So, I think, yes, #wengerout, but only if we can find a manager better than him. There is no need to change manager for the sake of it. We should only hire a new manager if he is an improvement on the current. It’s logical.

Of course, yes, the club needs a breath of fresh air. But a lousy breath of fresh air will become stale very soon. While getting a new manager, and possibly any new manager, will invigorate the team for the short-term, in the long-term, say one whole season, his lack of ability and expertise will begin to show.

So finding a manager better than the legend that is Arsene Wenger? It’s a real challenge. In my opinion, and everyone is entitled to their own, there is only a handful. Arsene Wenger is world-class. He was, and he is. So a manager to replace him must also be of that calibre. And none are available, obviously. Pep Guardiola would have been a great choice, but the Spaniard is currently occupied. Jurgen Klopp could possibly have been a suitable choice. But the names being bandied about now pale in comparison to the Monsieur Wenger. Alan Pardew, Brendan Rodgers and former Arsenal greats are barely worthy to stand in the shadow of Arsene Wenger’s managerial achievements. Eddie Howe is am interesting option. He’s a young English manager who has done well, but can he really fill such big shoes? I doubt it.

Other more accomplished names have also been thrown out, but some may not be suited to the culture of the club, while others are not available. Diego Simeone is a fantastic manager, no doubt, but his Atletico Madrid team has always been built on solid defense. Will a Arsenal team chockful of technically-inclined players excel under him? Nobody knows. Joachim Löw has led Germany ably, but will he thrive in club management? Again, another unknown. Having said that, if one of the best managers in the world becomes available, the wisest decision may be to get him sooner rather than later, and we will have no option but to move Wenger on. If none become available, he should definitely stay for the time being.

Whatever it is, the decision made must put the best interests of the club at heart. The club is bigger than any single person, even a giant like Wenger. Wenger will move on eventually, whether it be tomorrow, next year, or in ten years time. Eventually, there will be someone who will take his place, and maybe he will do even better. That is a big question mark. But whatever it is, the legacy of his reign will live on in the hearts and minds for years to come.
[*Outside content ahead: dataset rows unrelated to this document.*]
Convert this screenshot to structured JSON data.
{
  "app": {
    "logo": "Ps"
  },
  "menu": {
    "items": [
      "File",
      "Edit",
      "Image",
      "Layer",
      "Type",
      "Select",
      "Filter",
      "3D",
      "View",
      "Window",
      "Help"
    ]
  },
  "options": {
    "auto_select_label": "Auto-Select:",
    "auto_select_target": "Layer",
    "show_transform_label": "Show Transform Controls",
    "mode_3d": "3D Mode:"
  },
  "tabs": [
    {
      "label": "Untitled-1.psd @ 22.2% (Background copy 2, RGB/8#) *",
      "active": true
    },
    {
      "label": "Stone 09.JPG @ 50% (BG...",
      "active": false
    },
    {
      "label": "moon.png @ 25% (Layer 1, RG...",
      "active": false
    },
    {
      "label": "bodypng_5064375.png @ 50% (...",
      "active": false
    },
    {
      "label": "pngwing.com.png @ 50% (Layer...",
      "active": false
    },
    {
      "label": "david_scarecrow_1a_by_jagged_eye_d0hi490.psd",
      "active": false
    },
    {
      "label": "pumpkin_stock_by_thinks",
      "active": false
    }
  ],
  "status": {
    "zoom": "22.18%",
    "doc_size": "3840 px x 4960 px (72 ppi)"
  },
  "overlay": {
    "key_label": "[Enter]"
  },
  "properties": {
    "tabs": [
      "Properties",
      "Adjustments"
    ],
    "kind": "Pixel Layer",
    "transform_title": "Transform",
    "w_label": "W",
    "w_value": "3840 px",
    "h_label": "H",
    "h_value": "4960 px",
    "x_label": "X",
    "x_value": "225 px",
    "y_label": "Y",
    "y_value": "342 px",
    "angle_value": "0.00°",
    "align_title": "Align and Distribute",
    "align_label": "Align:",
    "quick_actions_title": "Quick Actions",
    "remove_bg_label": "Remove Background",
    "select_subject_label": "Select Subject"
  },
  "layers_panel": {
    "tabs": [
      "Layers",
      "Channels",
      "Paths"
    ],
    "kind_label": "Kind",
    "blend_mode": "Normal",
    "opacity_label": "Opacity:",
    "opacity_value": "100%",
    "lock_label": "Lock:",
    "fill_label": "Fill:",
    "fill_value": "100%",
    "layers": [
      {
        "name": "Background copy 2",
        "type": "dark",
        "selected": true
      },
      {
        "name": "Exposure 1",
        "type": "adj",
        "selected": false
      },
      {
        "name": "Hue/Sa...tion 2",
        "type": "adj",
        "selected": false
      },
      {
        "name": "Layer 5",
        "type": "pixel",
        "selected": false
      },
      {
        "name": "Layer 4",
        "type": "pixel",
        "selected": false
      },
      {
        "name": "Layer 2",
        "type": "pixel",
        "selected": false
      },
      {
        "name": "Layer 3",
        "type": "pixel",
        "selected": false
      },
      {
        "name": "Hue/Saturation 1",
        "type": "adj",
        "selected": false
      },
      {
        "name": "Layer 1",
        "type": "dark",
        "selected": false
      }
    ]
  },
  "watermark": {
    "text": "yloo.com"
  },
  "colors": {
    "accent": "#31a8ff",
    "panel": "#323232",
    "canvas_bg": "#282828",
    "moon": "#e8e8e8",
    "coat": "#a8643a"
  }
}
And because I love the man, I will rest assured knowing that Arsene Wenger first and foremost is a lover of the beautiful game, and his passion for football and Arsenal Football Club will continue to burn ever so vigorously, and nothing, not a sacking nor Brexit nor a tsunami, will ever extinguish it.

#wengerout, but only if.

25-man squad list

Premier League clubs have released their 25-man squad lists, and Arsenal’s has no surprises.

Goalkeepers (4)
Petr Cech
David Ospina
Emiliano Martinez*
Matt Macey*

Defenders (8)
Kieran Gibbs*
Carl Jenkinson*
Nacho Monreal
Mathieu Debuchy
Per Mertesacker
Shkodran Mustafi
Laurent Koscielny

Midfielders (6)
Granit Xhaka
Francis Coquelin*
Santi Cazorla
Mohamed Elneny
Mesut Ozil
Aaron Ramsey*
Alex-Oxlade Chamberlain*

Forwards (6)
Alexis Sanchez
Yaya Sanogo
Theo Walcott*
Danny Welbeck*
Olivier Giroud
Lucas Perez

Contrary to certain rumours, Mathieu Debuchy is in the squad.

*Homegrown player
Rules stipulate that at least 8 players in the squad must be “homegrown”, for a 25-man squad i.e. maximum of 17 foreign players no matter the squad size. A homegrown players is “a player who, irrespective of his nationality or age, has been registered with any club affiliated to the Football Association or the Football Association of Wales for a period, continuous or not, of three entire seasons or 36 months prior to his 21st birthday (or the end of the season during which he turns 21)” (Premier League website).

Essentially, this means a player who has been in England/Wales since 18 years old or younger. Arsenal have 9 of those in the squad, with 6 Englishmen, 1 Welshman, 1 Frenchman, and 1 Argentine.

Changes to the squad can only be made during a transfer window

Note: Under 21 players need not be included, so new signing Rob Holding, starter Hector Bellerin and others such as Alex-Iwobi are not on the list, though they are likely to feature.